#### SOURCE MATERIAL ####

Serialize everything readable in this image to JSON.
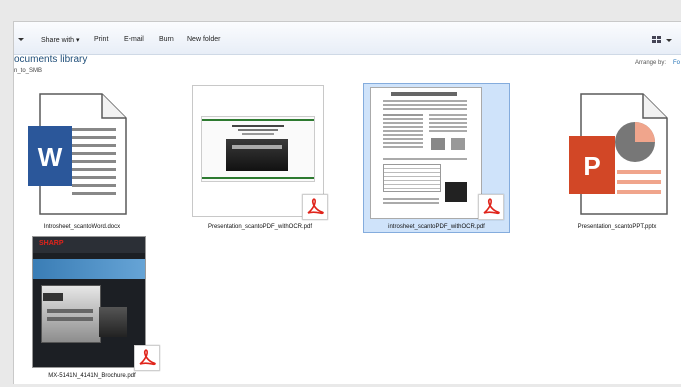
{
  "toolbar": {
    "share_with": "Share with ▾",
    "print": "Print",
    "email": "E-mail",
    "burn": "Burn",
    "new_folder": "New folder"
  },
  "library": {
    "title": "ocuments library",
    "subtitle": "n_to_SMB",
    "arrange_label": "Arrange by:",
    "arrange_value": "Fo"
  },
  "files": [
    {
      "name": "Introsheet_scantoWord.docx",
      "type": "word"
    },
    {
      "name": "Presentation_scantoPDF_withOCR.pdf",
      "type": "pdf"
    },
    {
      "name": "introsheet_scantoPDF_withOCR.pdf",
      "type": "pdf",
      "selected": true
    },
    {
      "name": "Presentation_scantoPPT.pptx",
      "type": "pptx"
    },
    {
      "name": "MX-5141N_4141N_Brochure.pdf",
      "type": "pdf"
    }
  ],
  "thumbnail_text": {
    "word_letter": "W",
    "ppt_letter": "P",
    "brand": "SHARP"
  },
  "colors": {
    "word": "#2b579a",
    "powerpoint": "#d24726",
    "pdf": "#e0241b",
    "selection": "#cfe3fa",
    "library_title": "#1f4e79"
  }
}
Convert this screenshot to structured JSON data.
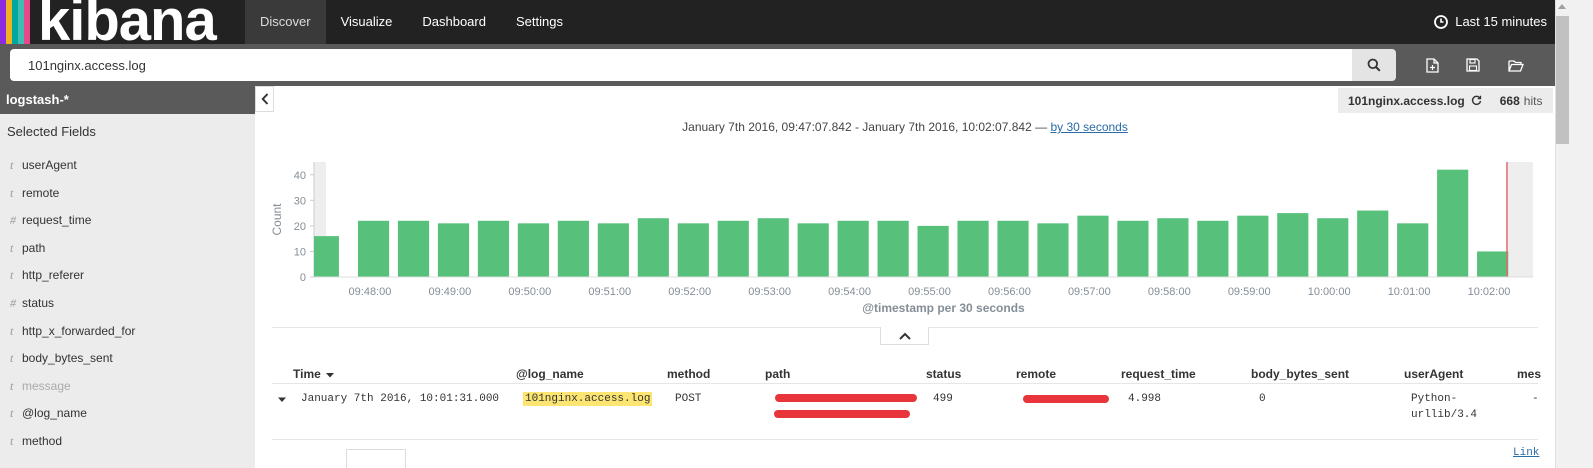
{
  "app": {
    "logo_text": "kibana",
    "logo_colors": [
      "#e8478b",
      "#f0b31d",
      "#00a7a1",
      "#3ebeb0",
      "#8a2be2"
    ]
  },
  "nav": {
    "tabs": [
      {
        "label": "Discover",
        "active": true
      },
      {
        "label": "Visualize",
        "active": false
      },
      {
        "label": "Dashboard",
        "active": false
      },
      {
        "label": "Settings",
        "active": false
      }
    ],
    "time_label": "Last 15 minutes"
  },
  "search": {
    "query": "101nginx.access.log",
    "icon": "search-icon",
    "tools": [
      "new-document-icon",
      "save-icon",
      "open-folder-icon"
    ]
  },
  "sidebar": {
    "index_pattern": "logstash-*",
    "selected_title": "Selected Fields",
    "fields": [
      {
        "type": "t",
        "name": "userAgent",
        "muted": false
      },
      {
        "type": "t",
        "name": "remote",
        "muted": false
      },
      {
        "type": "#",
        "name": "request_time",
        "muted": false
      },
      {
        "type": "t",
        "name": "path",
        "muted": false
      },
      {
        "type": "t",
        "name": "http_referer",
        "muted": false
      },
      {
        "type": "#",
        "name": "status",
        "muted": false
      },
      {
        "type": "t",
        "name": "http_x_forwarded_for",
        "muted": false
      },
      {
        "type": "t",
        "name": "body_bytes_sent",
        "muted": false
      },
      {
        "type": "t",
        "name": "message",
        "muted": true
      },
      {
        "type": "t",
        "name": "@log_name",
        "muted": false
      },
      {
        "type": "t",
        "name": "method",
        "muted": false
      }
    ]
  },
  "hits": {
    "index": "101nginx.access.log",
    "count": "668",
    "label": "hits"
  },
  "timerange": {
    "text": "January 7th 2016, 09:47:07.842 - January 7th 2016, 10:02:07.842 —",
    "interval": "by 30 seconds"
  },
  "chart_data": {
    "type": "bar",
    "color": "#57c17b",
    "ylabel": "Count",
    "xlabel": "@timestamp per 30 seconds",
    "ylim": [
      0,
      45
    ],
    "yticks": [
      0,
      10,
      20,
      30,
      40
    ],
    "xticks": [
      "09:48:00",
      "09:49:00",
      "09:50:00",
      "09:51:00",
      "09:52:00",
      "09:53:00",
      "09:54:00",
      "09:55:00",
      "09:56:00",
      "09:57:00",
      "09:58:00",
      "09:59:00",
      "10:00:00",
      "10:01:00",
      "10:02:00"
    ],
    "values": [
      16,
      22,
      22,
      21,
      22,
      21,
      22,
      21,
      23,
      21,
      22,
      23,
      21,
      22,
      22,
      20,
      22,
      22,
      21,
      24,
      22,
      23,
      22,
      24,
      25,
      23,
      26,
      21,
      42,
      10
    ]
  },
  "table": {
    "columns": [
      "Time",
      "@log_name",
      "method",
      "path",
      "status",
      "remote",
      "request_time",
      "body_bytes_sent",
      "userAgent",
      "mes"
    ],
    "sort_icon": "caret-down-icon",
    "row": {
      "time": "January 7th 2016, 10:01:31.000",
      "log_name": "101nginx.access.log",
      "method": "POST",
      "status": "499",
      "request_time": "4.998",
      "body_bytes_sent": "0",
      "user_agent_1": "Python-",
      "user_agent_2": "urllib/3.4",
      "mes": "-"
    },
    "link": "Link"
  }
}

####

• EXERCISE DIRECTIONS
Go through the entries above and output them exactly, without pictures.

• ANSWER TO THIS EXERCISE
Serialize everything readable in this image to JSON.
{
  "toolbar": {
    "share_with": "Share with ▾",
    "print": "Print",
    "email": "E-mail",
    "burn": "Burn",
    "new_folder": "New folder"
  },
  "library": {
    "title": "ocuments library",
    "subtitle": "n_to_SMB",
    "arrange_label": "Arrange by:",
    "arrange_value": "Fo"
  },
  "files": [
    {
      "name": "Introsheet_scantoWord.docx",
      "type": "word"
    },
    {
      "name": "Presentation_scantoPDF_withOCR.pdf",
      "type": "pdf"
    },
    {
      "name": "introsheet_scantoPDF_withOCR.pdf",
      "type": "pdf",
      "selected": true
    },
    {
      "name": "Presentation_scantoPPT.pptx",
      "type": "pptx"
    },
    {
      "name": "MX-5141N_4141N_Brochure.pdf",
      "type": "pdf"
    }
  ],
  "thumbnail_text": {
    "word_letter": "W",
    "ppt_letter": "P",
    "brand": "SHARP"
  },
  "colors": {
    "word": "#2b579a",
    "powerpoint": "#d24726",
    "pdf": "#e0241b",
    "selection": "#cfe3fa",
    "library_title": "#1f4e79"
  }
}
Convert this screenshot to structured JSON data.
{
  "app": {
    "logo_text": "kibana",
    "logo_colors": [
      "#e8478b",
      "#f0b31d",
      "#00a7a1",
      "#3ebeb0",
      "#8a2be2"
    ]
  },
  "nav": {
    "tabs": [
      {
        "label": "Discover",
        "active": true
      },
      {
        "label": "Visualize",
        "active": false
      },
      {
        "label": "Dashboard",
        "active": false
      },
      {
        "label": "Settings",
        "active": false
      }
    ],
    "time_label": "Last 15 minutes"
  },
  "search": {
    "query": "101nginx.access.log",
    "icon": "search-icon",
    "tools": [
      "new-document-icon",
      "save-icon",
      "open-folder-icon"
    ]
  },
  "sidebar": {
    "index_pattern": "logstash-*",
    "selected_title": "Selected Fields",
    "fields": [
      {
        "type": "t",
        "name": "userAgent",
        "muted": false
      },
      {
        "type": "t",
        "name": "remote",
        "muted": false
      },
      {
        "type": "#",
        "name": "request_time",
        "muted": false
      },
      {
        "type": "t",
        "name": "path",
        "muted": false
      },
      {
        "type": "t",
        "name": "http_referer",
        "muted": false
      },
      {
        "type": "#",
        "name": "status",
        "muted": false
      },
      {
        "type": "t",
        "name": "http_x_forwarded_for",
        "muted": false
      },
      {
        "type": "t",
        "name": "body_bytes_sent",
        "muted": false
      },
      {
        "type": "t",
        "name": "message",
        "muted": true
      },
      {
        "type": "t",
        "name": "@log_name",
        "muted": false
      },
      {
        "type": "t",
        "name": "method",
        "muted": false
      }
    ]
  },
  "hits": {
    "index": "101nginx.access.log",
    "count": "668",
    "label": "hits"
  },
  "timerange": {
    "text": "January 7th 2016, 09:47:07.842 - January 7th 2016, 10:02:07.842 —",
    "interval": "by 30 seconds"
  },
  "chart_data": {
    "type": "bar",
    "color": "#57c17b",
    "ylabel": "Count",
    "xlabel": "@timestamp per 30 seconds",
    "ylim": [
      0,
      45
    ],
    "yticks": [
      0,
      10,
      20,
      30,
      40
    ],
    "xticks": [
      "09:48:00",
      "09:49:00",
      "09:50:00",
      "09:51:00",
      "09:52:00",
      "09:53:00",
      "09:54:00",
      "09:55:00",
      "09:56:00",
      "09:57:00",
      "09:58:00",
      "09:59:00",
      "10:00:00",
      "10:01:00",
      "10:02:00"
    ],
    "values": [
      16,
      22,
      22,
      21,
      22,
      21,
      22,
      21,
      23,
      21,
      22,
      23,
      21,
      22,
      22,
      20,
      22,
      22,
      21,
      24,
      22,
      23,
      22,
      24,
      25,
      23,
      26,
      21,
      42,
      10
    ]
  },
  "table": {
    "columns": [
      "Time",
      "@log_name",
      "method",
      "path",
      "status",
      "remote",
      "request_time",
      "body_bytes_sent",
      "userAgent",
      "mes"
    ],
    "sort_icon": "caret-down-icon",
    "row": {
      "time": "January 7th 2016, 10:01:31.000",
      "log_name": "101nginx.access.log",
      "method": "POST",
      "status": "499",
      "request_time": "4.998",
      "body_bytes_sent": "0",
      "user_agent_1": "Python-",
      "user_agent_2": "urllib/3.4",
      "mes": "-"
    },
    "link": "Link"
  }
}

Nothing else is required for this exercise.